Holiday Grief: Trust Your Strength

December 10, 2014 Updated: April 24, 2016

On a rainy night, the city at Christmas had a wonderland aspect. A magnificent tree, about the size of Godzilla, adorned Bryant Park. The lions at New York Public Library wore heavy necklaces of fir. Even the railing at Herald Square, next to a ventilation grate where destitute men had set up a privacy screen of umbrellas, was decked with boughs, ribbons, and lights.

I veered from delighted wonder at the tree to professional pride at the library to sudden sorrow at the railing. My eyes moistened.

“Stress, grief, anxiety, anger, hopelessness: holidays are a potpourri of emotions, not all of them joyous,” said Dr. Joshua C. Klapow. He is a clinical psychologist and associate professor in the Department of Health Care Organization and Policy at the University of Alabama at Birmingham.

Grief during the holidays is an annual story. I may in fact write one each year, but this time is personal. My mother-in-law and sister-in-law are starting hospice care. Both have been the soul of kindness to me. The elder displays the amazing stoicism of the greatest generation. The younger, my age mate, has channeled her feelings into endearing, colorful, childlike soft sculptures. She values solitude and early morning walks in the desert with her golden retriever, Gracie.


“For them, the two who know it’s their last … there are no rules. This Christmas is about whatever your heart wants,” said Klapow.

It’s different for family and friends, according to Klapow. “For them, they are already anticipating the grief. For the two who are terminally ill, it’s about living life to its fullest.” For those who love a dying person, “It is your ultimate gift to go with their flow.”

When I am with them this weekend, I hope to remember and follow that good advice.

A Bad Loop

For anyone, any time of year, “I think the overarching theme that’s not specific to holiday time is our inability to keep realistic expectations of our emotions,” said Kaplow. The sparkling trees, decorated lions, choristers in the subway, and strands of lights send a message of joy. A kind of imperative of joy. But no emotion can arrive on demand, and the nature of emotion is to be mutable, like weather.
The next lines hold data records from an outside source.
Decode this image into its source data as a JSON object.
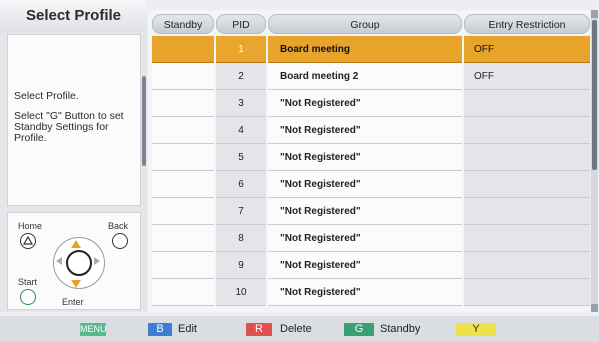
{
  "left": {
    "title": "Select Profile",
    "info_line1": "Select Profile.",
    "info_line2": "Select \"G\" Button to set Standby Settings for Profile."
  },
  "remote": {
    "home": "Home",
    "back": "Back",
    "start": "Start",
    "enter": "Enter"
  },
  "table": {
    "headers": {
      "standby": "Standby",
      "pid": "PID",
      "group": "Group",
      "entry": "Entry Restriction"
    },
    "rows": [
      {
        "standby": "",
        "pid": "1",
        "group": "Board meeting",
        "entry": "OFF"
      },
      {
        "standby": "",
        "pid": "2",
        "group": "Board meeting 2",
        "entry": "OFF"
      },
      {
        "standby": "",
        "pid": "3",
        "group": "\"Not Registered\"",
        "entry": ""
      },
      {
        "standby": "",
        "pid": "4",
        "group": "\"Not Registered\"",
        "entry": ""
      },
      {
        "standby": "",
        "pid": "5",
        "group": "\"Not Registered\"",
        "entry": ""
      },
      {
        "standby": "",
        "pid": "6",
        "group": "\"Not Registered\"",
        "entry": ""
      },
      {
        "standby": "",
        "pid": "7",
        "group": "\"Not Registered\"",
        "entry": ""
      },
      {
        "standby": "",
        "pid": "8",
        "group": "\"Not Registered\"",
        "entry": ""
      },
      {
        "standby": "",
        "pid": "9",
        "group": "\"Not Registered\"",
        "entry": ""
      },
      {
        "standby": "",
        "pid": "10",
        "group": "\"Not Registered\"",
        "entry": ""
      }
    ]
  },
  "bottom": {
    "menu_key": "MENU",
    "b_key": "B",
    "b_label": "Edit",
    "r_key": "R",
    "r_label": "Delete",
    "g_key": "G",
    "g_label": "Standby",
    "y_key": "Y"
  },
  "colors": {
    "selected_row": "#e8a32a",
    "menu": "#58b98a",
    "blue": "#3c7fd0",
    "red": "#e0514e",
    "green": "#3a9f73",
    "yellow": "#efe14a"
  }
}
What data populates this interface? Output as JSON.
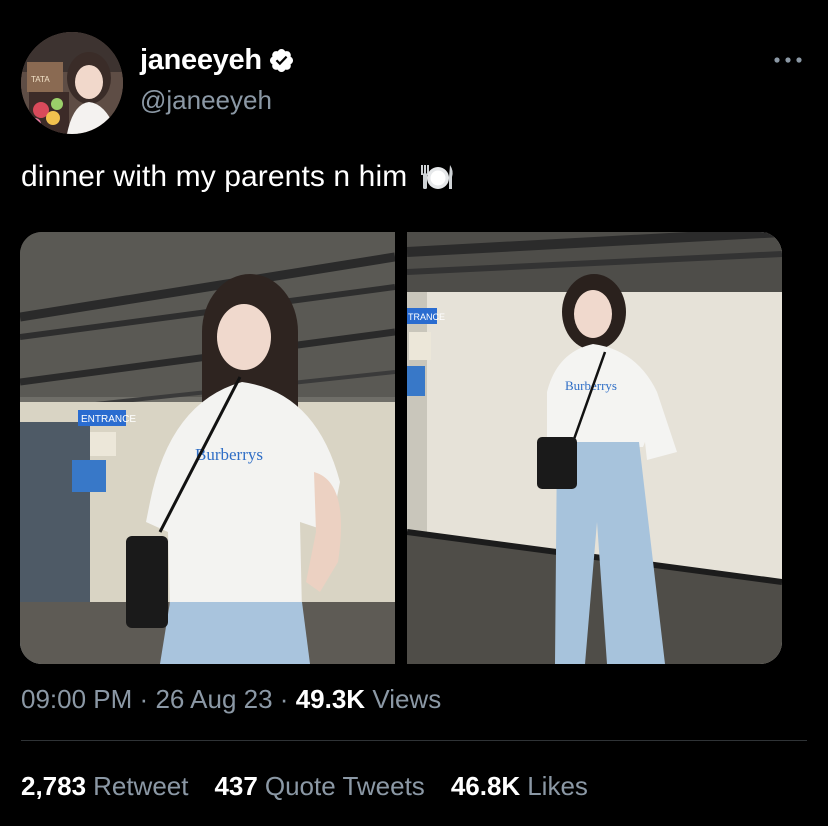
{
  "user": {
    "display_name": "janeeyeh",
    "handle": "@janeeyeh",
    "verified": true,
    "avatar_sign_text": "TATA"
  },
  "tweet": {
    "text": "dinner with my parents n him",
    "emoji": "fork-knife-plate-emoji"
  },
  "photos": [
    {
      "sign_text": "ENTRANCE",
      "shirt_text": "Burberrys"
    },
    {
      "sign_text": "TRANCE",
      "shirt_text": "Burberrys"
    }
  ],
  "meta": {
    "time": "09:00 PM",
    "sep1": "·",
    "date": "26 Aug 23",
    "sep2": "·",
    "views_count": "49.3K",
    "views_label": "Views"
  },
  "stats": {
    "retweets_count": "2,783",
    "retweets_label": "Retweet",
    "quotes_count": "437",
    "quotes_label": "Quote Tweets",
    "likes_count": "46.8K",
    "likes_label": "Likes"
  },
  "colors": {
    "background": "#000000",
    "text_primary": "#ffffff",
    "text_secondary": "#8b98a5",
    "verified": "#ffffff",
    "divider": "#2f3336"
  },
  "icons": {
    "verified": "verified-badge-icon",
    "more": "more-dots-icon"
  }
}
People start feeling bad, and then get into a bad loop, said Klapow. “We feel bad that we are not happy.” This, of course, makes it worse. People who are grieving may add another curlique to the bad loop—they feel bad when for a moment they are happy, or they feel bad for not feeling much. They feel guilty.

“The easiest way out is to give yourself permission. Your emotions during the holidays don’t have to be dictated by the holidays,” said Klapow.

Not Dictated

No matter what the calendar may say, “basically this is about not letting your emotions be dictated by the rest of the world.”

He had one last bit of sagacity to offer. “Grief is a fact of life. The more you can try not to fight it during the holidays, the better off you will be.” The worst thing is to second-guess yourself.

Human beings “are hard-wired to survive and to be resilient.” After loss, the best thing to do for the short run is to “allow your mind and body to do what it’s designed to do,” said Kaplow. You are designed to endure. You may safely go on autopilot.